It is estimated the average adult has five litres of blood in their body. Your body needs one teaspoonful of glucose circulating in the body and about 500g of stored glycogen in your liver and muscles combined. To delete the stores of glycogen in the muscles, one has to do very vigorous exercise and to deplete the stores of glycogen in the liver, one has to fast for about 24 hrs. So for the average person, these glycogen stores are quite safe from depletion.
The blood glucose level is regulated by the pancreas by secreting the hormones insulin and glucagon if the blood glucose is too high or secreting glucagon too low.
When our glycogen stores are full and we have our teaspoon of glucose in our bloodstream, we get rid of excess glucose by burning what we can and the rest get converted to triglycerides and stored as fat.
Sugar has no nutritional value, sugar is purely a form of energy.
Sugar is not your body’s preferred fuel
We have been told that sugar (glucose) is our body’s preferred fuel. This simply is not true. Your body burns fuel in the following order of preference. Alcohol, Glucose, Fat. Our modern diet is constantly feeding our bodies glucose, so we never get to burn our fat as a preferred source of fuel. Once we restrict our sugar intake our bodies will turn to burning the cleanest fuel source and that is fat. Glucose is useful to burn when we need bursts of energy and that is the reason why we store glycogen in our muscles and liver.
Sugar is addictive
Our brain responds to sugar the same way as it would respond to frowned-upon drugs like cocaine. We get addicted to the dopamine response and our brains and bodies crave this. We develop a need to consume sugar in bigger and bigger quantities outside of the normal hunger response causing us to consume more sugar than we actually need. The additional sugar is converted to glucose which is ultimately stored as fat.
Harms gut Health
Sugar promotes the growth of harmful bacteria in your gut and stunts the growth of the bacteria we rely on to be healthy. The imbalance of good vs bad bacteria is increasingly being recognized as being associated with our overconsumption of sugar.
Sugar causes chronic inflammation
A healthy inflammatory response is required as our bodies use this to mobilize its immune response and healing protocols for a variety of threatening conditions inside our bodies. When the body has an inflammatory response and the inflammation dies down because the threat has been neutralized, we have a healthy system.
When we are consistently injecting an oversupply of sugar into our bloodstream, the body defense mechanism goes into constant overdrive as our protective inflammatory response is continuously activated. This leads to many chronic ailments including autoimmune response, allergies, arterial disease, etc. as the overstimulation of our immunity systems start working against us.

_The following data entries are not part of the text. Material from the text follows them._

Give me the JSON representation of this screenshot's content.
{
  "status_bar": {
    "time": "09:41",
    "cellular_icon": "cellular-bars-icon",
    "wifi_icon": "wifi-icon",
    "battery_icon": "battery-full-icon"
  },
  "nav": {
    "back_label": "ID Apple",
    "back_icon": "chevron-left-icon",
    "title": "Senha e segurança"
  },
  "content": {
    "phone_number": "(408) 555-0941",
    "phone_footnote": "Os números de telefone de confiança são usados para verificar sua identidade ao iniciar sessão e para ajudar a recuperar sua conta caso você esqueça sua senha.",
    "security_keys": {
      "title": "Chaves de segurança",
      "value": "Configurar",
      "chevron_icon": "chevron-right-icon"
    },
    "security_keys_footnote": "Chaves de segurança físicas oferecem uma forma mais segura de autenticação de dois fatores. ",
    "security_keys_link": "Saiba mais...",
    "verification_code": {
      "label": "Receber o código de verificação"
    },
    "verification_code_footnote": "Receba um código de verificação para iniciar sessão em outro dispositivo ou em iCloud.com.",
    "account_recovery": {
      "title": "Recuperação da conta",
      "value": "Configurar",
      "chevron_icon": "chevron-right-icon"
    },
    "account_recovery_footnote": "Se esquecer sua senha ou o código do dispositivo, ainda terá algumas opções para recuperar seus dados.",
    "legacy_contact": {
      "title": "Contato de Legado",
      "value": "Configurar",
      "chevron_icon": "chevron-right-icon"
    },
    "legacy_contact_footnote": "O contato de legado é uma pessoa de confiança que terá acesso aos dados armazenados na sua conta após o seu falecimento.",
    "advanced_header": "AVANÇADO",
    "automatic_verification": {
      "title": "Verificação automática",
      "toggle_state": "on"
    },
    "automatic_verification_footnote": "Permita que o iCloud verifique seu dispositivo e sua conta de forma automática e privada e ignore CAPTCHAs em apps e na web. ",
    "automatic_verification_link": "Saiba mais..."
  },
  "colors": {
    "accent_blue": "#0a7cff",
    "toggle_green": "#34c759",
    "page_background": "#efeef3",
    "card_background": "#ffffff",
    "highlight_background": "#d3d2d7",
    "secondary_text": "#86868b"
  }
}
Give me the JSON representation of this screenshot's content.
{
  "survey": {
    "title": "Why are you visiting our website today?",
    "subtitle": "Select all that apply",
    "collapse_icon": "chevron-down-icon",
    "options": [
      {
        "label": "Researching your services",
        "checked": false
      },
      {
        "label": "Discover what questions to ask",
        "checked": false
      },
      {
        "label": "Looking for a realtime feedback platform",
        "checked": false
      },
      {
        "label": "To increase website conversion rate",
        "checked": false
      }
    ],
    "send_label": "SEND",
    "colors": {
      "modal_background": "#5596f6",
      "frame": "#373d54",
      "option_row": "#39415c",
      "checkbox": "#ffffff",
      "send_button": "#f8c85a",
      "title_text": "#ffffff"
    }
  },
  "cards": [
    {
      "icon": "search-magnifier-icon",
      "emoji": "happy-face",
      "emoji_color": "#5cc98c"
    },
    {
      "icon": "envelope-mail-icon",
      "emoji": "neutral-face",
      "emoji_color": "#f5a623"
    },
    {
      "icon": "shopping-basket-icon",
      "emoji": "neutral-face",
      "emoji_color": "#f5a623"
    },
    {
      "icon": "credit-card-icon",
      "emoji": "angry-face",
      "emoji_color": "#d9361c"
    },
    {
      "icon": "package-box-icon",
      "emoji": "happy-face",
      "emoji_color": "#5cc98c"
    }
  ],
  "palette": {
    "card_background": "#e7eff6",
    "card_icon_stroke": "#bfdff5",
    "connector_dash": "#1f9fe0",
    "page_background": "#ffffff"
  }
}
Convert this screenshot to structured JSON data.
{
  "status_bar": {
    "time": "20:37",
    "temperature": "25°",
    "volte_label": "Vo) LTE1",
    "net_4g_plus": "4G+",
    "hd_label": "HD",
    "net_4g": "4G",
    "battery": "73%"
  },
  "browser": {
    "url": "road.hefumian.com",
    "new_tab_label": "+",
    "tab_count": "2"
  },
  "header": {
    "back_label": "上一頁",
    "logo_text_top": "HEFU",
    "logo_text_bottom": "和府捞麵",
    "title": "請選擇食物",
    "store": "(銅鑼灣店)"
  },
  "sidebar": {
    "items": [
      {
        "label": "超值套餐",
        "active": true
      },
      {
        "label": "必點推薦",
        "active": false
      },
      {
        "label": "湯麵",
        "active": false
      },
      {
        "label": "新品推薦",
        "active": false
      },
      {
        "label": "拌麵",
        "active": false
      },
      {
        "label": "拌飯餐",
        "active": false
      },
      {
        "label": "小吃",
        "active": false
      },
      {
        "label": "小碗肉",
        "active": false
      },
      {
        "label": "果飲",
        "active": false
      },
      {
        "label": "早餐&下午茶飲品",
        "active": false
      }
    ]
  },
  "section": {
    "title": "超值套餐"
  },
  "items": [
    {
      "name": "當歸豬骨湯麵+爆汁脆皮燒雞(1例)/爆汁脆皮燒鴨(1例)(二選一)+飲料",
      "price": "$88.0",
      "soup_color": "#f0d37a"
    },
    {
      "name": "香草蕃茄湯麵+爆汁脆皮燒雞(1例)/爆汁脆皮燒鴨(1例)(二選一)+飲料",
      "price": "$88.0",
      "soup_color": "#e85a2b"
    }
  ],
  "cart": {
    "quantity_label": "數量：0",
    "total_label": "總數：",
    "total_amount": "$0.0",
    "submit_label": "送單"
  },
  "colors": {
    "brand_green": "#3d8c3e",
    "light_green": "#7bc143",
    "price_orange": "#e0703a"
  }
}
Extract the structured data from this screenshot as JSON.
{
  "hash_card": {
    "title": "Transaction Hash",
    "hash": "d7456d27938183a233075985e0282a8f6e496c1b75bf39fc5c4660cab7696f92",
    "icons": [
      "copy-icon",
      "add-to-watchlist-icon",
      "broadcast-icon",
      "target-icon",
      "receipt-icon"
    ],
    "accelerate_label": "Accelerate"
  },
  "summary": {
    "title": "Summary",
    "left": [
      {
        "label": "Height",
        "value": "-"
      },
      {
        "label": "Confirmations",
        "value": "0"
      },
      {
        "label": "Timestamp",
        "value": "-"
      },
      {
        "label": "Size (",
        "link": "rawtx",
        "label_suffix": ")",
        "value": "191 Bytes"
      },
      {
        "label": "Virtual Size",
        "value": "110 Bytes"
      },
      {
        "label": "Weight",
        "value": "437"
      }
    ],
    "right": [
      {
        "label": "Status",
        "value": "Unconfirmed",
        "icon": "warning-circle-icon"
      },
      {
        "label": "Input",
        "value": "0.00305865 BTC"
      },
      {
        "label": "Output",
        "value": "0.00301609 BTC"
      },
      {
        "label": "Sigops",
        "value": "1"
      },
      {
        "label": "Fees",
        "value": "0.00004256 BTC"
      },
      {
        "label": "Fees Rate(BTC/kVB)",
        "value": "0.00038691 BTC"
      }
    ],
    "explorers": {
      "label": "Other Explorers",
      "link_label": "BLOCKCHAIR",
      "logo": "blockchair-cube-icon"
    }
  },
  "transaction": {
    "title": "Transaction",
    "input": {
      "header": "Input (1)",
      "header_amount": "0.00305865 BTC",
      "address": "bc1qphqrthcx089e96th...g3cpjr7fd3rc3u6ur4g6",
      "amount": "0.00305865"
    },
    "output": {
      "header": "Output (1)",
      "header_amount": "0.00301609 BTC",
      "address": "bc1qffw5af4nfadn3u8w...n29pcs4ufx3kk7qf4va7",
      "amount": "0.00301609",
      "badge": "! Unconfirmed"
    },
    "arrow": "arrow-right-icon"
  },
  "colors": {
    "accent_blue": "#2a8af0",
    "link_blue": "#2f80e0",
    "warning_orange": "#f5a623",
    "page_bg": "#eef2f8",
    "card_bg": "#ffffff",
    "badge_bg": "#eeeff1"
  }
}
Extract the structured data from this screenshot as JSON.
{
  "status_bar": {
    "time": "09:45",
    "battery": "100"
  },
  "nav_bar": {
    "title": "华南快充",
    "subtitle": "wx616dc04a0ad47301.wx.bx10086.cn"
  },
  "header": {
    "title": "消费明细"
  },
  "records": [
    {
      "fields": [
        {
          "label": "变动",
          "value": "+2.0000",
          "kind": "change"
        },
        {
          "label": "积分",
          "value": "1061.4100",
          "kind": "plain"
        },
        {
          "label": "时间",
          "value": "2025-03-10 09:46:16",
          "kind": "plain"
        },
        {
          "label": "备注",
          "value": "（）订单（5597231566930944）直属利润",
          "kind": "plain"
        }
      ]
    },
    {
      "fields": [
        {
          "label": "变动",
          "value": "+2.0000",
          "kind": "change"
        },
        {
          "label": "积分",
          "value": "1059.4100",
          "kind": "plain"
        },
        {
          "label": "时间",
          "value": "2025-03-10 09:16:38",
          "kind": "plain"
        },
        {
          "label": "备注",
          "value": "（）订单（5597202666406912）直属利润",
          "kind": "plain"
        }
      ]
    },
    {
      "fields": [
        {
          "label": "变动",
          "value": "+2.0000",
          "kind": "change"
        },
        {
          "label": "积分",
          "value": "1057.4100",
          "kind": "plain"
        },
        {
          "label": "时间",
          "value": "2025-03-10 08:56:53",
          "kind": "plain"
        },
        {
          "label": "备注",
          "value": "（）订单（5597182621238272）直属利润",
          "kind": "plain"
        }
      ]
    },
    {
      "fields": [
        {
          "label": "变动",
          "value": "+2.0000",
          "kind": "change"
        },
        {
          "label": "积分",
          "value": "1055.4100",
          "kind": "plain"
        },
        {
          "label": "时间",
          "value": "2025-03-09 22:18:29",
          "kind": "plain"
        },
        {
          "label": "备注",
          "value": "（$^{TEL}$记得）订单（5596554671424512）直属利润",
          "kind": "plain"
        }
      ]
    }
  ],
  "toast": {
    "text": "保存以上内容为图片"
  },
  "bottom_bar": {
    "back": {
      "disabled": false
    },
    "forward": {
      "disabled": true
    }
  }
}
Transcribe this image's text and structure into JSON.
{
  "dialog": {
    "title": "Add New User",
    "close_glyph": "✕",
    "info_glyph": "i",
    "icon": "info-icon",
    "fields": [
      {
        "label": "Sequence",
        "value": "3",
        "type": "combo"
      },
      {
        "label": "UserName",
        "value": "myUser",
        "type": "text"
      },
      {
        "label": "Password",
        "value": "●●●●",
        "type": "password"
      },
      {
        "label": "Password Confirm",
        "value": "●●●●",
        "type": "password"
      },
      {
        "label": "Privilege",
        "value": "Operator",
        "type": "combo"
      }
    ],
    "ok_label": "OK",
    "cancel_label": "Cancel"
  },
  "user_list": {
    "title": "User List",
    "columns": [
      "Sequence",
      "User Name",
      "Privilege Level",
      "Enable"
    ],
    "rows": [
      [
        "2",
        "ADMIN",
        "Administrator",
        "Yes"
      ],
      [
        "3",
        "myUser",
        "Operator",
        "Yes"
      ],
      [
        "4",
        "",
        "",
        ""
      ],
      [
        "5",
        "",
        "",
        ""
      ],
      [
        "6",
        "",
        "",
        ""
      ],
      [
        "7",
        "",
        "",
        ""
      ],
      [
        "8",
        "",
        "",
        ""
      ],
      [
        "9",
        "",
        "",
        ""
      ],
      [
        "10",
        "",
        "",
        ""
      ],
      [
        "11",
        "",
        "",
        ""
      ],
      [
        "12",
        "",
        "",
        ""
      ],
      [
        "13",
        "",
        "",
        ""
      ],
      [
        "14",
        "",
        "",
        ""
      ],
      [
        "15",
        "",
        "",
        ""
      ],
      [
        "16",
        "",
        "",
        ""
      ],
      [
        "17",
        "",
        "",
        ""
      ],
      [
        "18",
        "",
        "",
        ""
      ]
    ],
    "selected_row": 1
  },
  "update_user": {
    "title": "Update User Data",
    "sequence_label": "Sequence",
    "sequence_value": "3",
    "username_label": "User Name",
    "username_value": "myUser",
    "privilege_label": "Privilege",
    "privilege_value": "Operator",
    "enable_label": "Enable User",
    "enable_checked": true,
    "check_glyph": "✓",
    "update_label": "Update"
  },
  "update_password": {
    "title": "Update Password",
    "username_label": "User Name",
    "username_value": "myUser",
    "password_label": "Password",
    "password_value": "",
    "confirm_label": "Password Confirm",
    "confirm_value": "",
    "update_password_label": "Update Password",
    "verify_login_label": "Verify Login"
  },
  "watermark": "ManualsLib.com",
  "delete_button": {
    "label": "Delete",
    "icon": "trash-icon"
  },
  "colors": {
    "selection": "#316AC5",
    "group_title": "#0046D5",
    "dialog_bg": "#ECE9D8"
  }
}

Disrupts your appestat signalling
The system of signalling between your gut and brain is your appestat. When not confronted with addictive brain response and the lack of nutrients as experienced by a high sugar diet, your body regulates hunger precisely via your appestat. Just as you would regulate your body temperature, your brain will signal you when hungry. Introduce high energy low nutrient density food (highly processed sugary food) your body keeps telling you to eat more as it only signals you to stop eating when you have had enough essential nutrients. In the process, you are eating high levels of pure energy in an attempt to get some nutrients into your body.
Why eat SUGAR?
Sugar is shown to be inflammatory, without any nutritional value, not your preferred source of fuel, nurtures an addictive relationship with food, harms your gut health and interferes with your appestat. Obesity, Type 2 diabetes, auto-immune diseases, chronic inflammatory disease and many more are closely associated with the consumption of sugar.
It does all of this without giving you any benefit whatsoever, indeed, sugar is a non-essential nutrient. You can happily stop eating all forms of sugar today and you will adapt to burn fat and your liver will start making the little glucose you need for some metabolic functions.
The choice is yours…..